### Task prompt
Wherever the string "Create" appears in the listing, copy that line.
════════════════
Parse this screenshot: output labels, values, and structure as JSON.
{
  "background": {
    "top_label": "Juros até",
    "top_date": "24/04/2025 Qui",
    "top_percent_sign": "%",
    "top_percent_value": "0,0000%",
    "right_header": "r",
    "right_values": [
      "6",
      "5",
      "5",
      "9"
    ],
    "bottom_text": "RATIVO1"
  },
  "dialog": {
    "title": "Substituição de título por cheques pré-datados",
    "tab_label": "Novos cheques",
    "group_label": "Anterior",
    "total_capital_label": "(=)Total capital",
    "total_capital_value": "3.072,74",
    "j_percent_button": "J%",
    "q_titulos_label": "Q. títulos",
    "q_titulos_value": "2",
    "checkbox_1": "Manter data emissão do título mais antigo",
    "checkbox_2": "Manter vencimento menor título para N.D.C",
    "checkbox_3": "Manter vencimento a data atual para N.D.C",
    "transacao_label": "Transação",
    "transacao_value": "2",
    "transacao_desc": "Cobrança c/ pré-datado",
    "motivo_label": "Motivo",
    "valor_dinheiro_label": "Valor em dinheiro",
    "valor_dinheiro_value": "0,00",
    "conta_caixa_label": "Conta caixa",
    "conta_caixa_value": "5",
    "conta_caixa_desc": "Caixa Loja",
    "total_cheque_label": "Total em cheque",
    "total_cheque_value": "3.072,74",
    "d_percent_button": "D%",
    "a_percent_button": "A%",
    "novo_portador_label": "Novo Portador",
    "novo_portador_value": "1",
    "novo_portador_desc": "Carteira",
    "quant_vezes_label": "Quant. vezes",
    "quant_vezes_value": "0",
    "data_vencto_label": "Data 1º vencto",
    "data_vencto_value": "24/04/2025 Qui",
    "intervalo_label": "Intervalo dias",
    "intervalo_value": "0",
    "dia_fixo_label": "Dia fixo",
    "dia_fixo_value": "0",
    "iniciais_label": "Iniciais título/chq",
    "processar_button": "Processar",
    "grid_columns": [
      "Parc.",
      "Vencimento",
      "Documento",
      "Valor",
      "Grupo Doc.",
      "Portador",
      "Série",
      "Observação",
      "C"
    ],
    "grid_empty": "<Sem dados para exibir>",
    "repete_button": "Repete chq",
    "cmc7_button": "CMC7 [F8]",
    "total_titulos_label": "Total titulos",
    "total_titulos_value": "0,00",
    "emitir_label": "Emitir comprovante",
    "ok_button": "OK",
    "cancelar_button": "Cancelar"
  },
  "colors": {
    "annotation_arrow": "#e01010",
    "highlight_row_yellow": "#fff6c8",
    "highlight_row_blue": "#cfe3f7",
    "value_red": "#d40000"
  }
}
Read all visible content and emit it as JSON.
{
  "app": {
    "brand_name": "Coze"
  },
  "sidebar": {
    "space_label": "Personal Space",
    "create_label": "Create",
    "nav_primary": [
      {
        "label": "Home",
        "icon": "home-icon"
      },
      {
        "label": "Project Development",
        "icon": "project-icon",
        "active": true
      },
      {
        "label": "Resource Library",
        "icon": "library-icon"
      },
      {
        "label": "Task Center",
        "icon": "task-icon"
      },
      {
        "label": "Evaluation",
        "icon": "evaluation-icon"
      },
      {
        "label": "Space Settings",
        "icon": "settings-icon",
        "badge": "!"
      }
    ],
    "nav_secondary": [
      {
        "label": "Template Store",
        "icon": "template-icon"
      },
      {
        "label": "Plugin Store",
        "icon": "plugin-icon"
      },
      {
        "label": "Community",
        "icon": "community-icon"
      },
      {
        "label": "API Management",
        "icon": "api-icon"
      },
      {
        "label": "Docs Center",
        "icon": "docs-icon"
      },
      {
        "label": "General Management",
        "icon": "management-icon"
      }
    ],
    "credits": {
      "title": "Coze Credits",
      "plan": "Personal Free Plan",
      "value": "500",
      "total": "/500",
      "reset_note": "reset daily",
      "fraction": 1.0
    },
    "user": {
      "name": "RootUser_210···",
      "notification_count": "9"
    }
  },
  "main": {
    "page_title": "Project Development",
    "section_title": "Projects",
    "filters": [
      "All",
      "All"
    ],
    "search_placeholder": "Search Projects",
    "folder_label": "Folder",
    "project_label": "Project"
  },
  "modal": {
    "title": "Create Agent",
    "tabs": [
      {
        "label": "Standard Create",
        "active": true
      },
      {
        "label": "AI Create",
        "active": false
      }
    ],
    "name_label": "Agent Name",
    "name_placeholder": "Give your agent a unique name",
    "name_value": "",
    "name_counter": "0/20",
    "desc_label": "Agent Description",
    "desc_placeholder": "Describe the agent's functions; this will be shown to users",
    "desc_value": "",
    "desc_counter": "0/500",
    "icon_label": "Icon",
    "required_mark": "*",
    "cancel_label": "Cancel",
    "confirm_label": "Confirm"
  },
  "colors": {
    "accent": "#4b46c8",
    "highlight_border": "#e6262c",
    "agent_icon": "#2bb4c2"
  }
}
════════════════
### Exercise output
    "create_label": "Create",
    "title": "Create Agent",
        "label": "Standard Create",
        "label": "AI Create",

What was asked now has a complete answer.